Shoe

By Jim Davis

Take it from the Tinkersons

By Bill Bettwy

By Chad Carpenter

By Chris Cassatt & Gary Brookins

Mother Goose and Grimm

By Michael Peters


SUNDAY COMICS

Sunday, June 23, 2019

DILBERT®/ by Scott Adams


DOONESBURY/ by Garry Trudeau


SALLY FORTH/ by Francesco Marciuliano and Jim Keefe

MOTHER GOOSE AND GRIMM/ by Mike Peters

B.C./ by Mastroianni and Hart

ZIGGY/ by Tom Wilson

DENNIS THE MENACE/ by Hank Ketcham


MORT WALKER’S BEETLE BAILEY/ by Mort, Greg & Brian Walker

MARVIN/ by Tom Armstrong

THE BORN LOSER by Art & Chip Sansom

Profile for Sound Publishing

Peninsula Clarion, June 30, 2019  

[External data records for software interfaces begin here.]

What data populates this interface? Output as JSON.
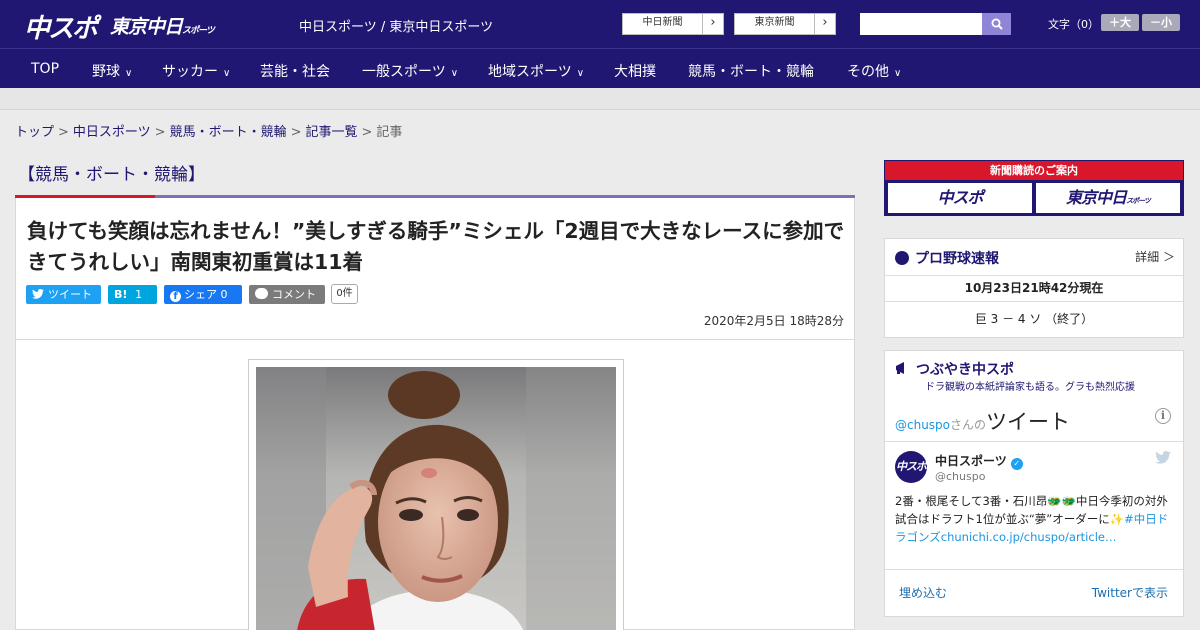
{
  "header": {
    "logo_chuspo": "中スポ",
    "logo_tokyo_main": "東京中日",
    "logo_tokyo_sub": "スポーツ",
    "site_names": "中日スポーツ / 東京中日スポーツ",
    "ext_links": [
      {
        "label": "中日新聞",
        "arrow": "›"
      },
      {
        "label": "東京新聞",
        "arrow": "›"
      }
    ],
    "search": {
      "placeholder": "",
      "icon": "search-icon"
    },
    "font_size_label": "文字（0）",
    "font_larger": "＋大",
    "font_smaller": "－小"
  },
  "nav": {
    "items": [
      {
        "label": "TOP",
        "chevron": ""
      },
      {
        "label": "野球",
        "chevron": "∨"
      },
      {
        "label": "サッカー",
        "chevron": "∨"
      },
      {
        "label": "芸能・社会",
        "chevron": ""
      },
      {
        "label": "一般スポーツ",
        "chevron": "∨"
      },
      {
        "label": "地域スポーツ",
        "chevron": "∨"
      },
      {
        "label": "大相撲",
        "chevron": ""
      },
      {
        "label": "競馬・ボート・競輪",
        "chevron": ""
      },
      {
        "label": "その他",
        "chevron": "∨"
      }
    ]
  },
  "breadcrumb": {
    "items": [
      "トップ",
      "中日スポーツ",
      "競馬・ボート・競輪",
      "記事一覧",
      "記事"
    ],
    "separator": ">"
  },
  "category_title": "【競馬・ボート・競輪】",
  "article": {
    "headline": "負けても笑顔は忘れません！”美しすぎる騎手”ミシェル「2週目で大きなレースに参加できてうれしい」南関東初重賞は11着",
    "share": {
      "tweet": "ツイート",
      "hatena": "B!",
      "hatena_count": "1",
      "facebook": "シェア",
      "facebook_count": "0",
      "comment": "コメント",
      "comment_count": "0件"
    },
    "date": "2020年2月5日 18時28分"
  },
  "sidebar": {
    "subscribe": {
      "title": "新聞購読のご案内",
      "chuspo": "中スポ",
      "tokyo_main": "東京中日",
      "tokyo_sub": "スポーツ"
    },
    "baseball": {
      "title": "プロ野球速報",
      "detail_link": "詳細 ＞",
      "updated": "10月23日21時42分現在",
      "score": "巨 3 － 4 ソ （終了）"
    },
    "tsubuyaki": {
      "title": "つぶやき中スポ",
      "subtitle": "ドラ観戦の本紙評論家も語る。グラも熱烈応援"
    },
    "twitter": {
      "handle_prefix": "@chuspo",
      "handle_suffix": "さんの",
      "heading": "ツイート",
      "info": "i",
      "account_name": "中日スポーツ",
      "account_handle": "@chuspo",
      "avatar_text": "中スポ",
      "tweet_text": "2番・根尾そして3番・石川昂🐲🐲中日今季初の対外試合はドラフト1位が並ぶ“夢”オーダーに✨",
      "tweet_link": "#中日ドラゴンズchunichi.co.jp/chuspo/article…",
      "embed": "埋め込む",
      "view_on_twitter": "Twitterで表示"
    }
  },
  "colors": {
    "brand_navy": "#1f1771",
    "accent_red": "#d9172b",
    "twitter_blue": "#1da1f2",
    "facebook_blue": "#1877f2",
    "hatena_blue": "#00a4de"
  }
}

June 30, 2019 edition of the Peninsula Clarion

Peninsula Clarion, June 30, 2019  

June 30, 2019 edition of the Peninsula Clarion